4. Comfort your baby
Colic brings about discomfort to the baby. A counter for this is comforting your baby. Among the ways you can soothe your baby include skin-to-skin contact, singing to them, and giving them a warm bath. You can also put a warm towel on their tummy, massage them, and even go for a walk with them.
When Does Colic Start and End
There is no set time on when colic starts and ends. Nonetheless, colic is most common in the first 6 weeks of an infant’s life and can last up to 4 months. For a baby to be considered colic, they must be crying incessantly for 3 days.
Having a crying baby is one of the most stressful things any parent has to face. Especially when your baby is fed, changed, comfortable, and has no signs of illness. It causes anxiety and panic about what could be wrong with the baby.
And colic is one of those conditions that the baby cries while they are perfectly okay. If you find yourself in this predicament, be sure to use the above tips to take care of your baby, and it will go away in no time.

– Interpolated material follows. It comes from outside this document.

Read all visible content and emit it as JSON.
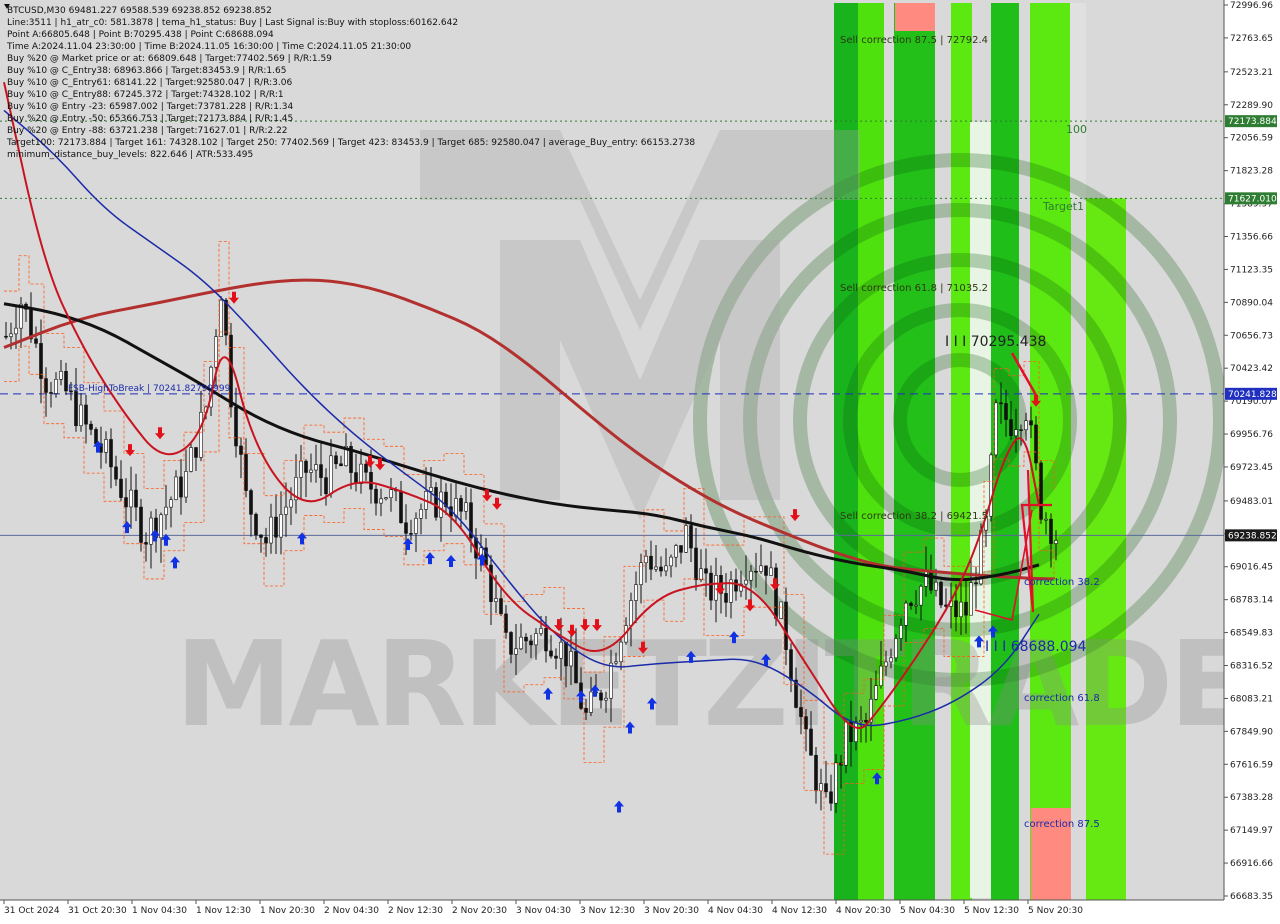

Sources: Kids Health, Colic (for parents), Nov 2019, Hopkins Medicine, Conditions and Diseases: Colic, May 2018, Family Doctor, Condition: Colic, Oct 2020, Mayo Clinic, Colic: Symptoms and Causes, Feb 2020 and PubMed, Treating Infants’ Colic, Sep 2005.